The state capital of Kansas is Topeka, and the largest city is Wichita. Kansas has a population of over 2.9 million people. The state covers an area of 82,282 square miles (213,100 square kilometers).

Kansas is often referred to as “the heartland of America” because of its central location and its agricultural economy. The state is known for its rolling plains and prairies, as well as for its severe weather conditions (including tornadoes and severe thunderstorms).

Climate

Kansas has a humid continental climate, with cool winters and hot summers. The eastern two-thirds of the state (especially the northeastern portion) has a humid subtropical climate, with cool winters and hot, humid summers. Most of the precipitation falls in the summer and spring; winter is usually dry. The far western and southwestern portions of the state are semi-arid.

The average January temperatures range from about 20°F in northwest Kansas to about 38°F in southeast Kansas. Temperatures in July range from about 76°F in northwest Kansas to about 90°F in southwest Kansas. Extremes have ranged from −40°F in northern Kansas to 118°F at Medicine Lodge in southern Kansas.

Precipitation varies widely acrossKansas. Annual totals range from less than 15 inches (380 mm)in some western counties to more than 50 inches (1,300 mm)in parts of northeastKansas.

Demographics

Kansas is a Midwestern state that borders Nebraska to the north, Missouri to the east, Oklahoma to the south, and Colorado to the west. With a population of over 2.9 million people, it is the 34th most populous state in the United States. The state capital is Topeka, and its largest city is Wichita. Kansas is named after the Kansas River, which flows through it. The river was named by Native Americans after the Kansa tribe, which inhabited the area.

Kansas is often referred to as “the Heartland” because of its location in the center of the contiguous United States. It has an area of 82,278 square miles (213,100 km2), making it slightly smaller than New Mexico. Kansas is one of three states (along with Nebraska and North Dakota) admitted to the Union as a free state on January 29, 1861. It is known for its wide open spaces, rolling prairies, and tallgrass prairies.

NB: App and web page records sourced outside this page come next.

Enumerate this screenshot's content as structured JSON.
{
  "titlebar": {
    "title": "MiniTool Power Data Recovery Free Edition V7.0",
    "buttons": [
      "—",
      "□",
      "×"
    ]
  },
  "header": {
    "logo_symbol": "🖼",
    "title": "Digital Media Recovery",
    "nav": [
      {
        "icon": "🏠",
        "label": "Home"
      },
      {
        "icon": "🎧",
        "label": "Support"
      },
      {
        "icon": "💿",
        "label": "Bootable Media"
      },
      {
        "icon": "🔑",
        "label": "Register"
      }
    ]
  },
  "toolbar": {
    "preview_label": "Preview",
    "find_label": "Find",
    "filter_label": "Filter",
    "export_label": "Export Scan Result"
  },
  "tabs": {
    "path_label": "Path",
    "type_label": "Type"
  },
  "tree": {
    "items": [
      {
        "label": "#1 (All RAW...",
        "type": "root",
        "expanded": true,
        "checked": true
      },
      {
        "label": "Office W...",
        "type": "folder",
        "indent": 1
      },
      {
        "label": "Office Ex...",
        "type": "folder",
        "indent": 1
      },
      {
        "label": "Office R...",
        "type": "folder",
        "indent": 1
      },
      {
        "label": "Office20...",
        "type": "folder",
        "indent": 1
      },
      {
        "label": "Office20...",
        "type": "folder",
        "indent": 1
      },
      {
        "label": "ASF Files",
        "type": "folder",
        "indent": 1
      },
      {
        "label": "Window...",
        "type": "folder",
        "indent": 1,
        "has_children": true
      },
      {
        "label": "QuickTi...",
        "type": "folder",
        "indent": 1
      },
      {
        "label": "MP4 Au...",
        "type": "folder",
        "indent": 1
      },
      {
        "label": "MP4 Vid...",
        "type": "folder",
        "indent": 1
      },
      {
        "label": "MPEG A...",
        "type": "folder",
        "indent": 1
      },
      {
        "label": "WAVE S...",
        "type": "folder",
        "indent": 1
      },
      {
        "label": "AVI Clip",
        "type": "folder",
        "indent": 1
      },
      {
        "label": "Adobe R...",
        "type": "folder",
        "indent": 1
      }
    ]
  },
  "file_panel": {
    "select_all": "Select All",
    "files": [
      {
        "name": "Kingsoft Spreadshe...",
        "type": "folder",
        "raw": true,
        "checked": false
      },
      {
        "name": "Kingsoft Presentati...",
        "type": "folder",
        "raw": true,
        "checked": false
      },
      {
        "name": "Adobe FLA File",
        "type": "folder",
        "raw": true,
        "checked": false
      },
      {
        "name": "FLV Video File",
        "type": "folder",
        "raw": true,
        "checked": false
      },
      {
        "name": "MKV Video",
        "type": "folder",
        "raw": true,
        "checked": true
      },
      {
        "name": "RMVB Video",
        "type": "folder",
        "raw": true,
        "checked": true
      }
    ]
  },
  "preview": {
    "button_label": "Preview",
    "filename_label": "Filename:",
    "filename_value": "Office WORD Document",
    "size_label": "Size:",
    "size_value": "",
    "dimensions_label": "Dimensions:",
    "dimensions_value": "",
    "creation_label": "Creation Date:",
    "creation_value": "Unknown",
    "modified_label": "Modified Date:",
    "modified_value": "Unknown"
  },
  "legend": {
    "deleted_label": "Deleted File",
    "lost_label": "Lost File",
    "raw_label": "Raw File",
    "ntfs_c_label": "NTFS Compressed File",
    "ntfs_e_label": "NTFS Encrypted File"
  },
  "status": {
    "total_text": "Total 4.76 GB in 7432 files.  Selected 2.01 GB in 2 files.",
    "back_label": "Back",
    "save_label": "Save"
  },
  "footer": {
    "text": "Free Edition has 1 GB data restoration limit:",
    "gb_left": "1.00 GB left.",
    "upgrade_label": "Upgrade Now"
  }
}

Economy

Kansas has an economy that is based on agriculture, manufacturing, and the service industry. The state’s largest city, Wichita, is a center for aircraft manufacturing. Other cities such as Kansas City andTopeka are centers for the food-processing industry. The service sector is important to the state’s economy, with healthcare and education being the largest contributors. Tourism also plays a role in the economy, with attractions such as the Tallgrass Prairie National Preserve and the Black Mesa State Park drawing visitors from around the country.

Infrastructure

Kansas is centrally located in the United States, making it easy to find on a map. The state is bordered by Colorado to the west, Nebraska to the north, Missouri to the east, and Oklahoma to the south. The capital city of Topeka is located in the eastern part of the state, while Wichita is in the south-central region.

Education

Finding Kansas on a map is easy once you know where to look. The state is located in the midwestern United States, and is bordered by Nebraska to the north, Missouri to the east, Oklahoma to the south, and Colorado to the west.

Kansas is often referred to as the “Sunflower State” due to the large numbers of sunflowers that grow there. The state capital is Topeka, and the largest city is Wichita. Other major cities in Kansas include Kansas City, Olathe, and Overland Park.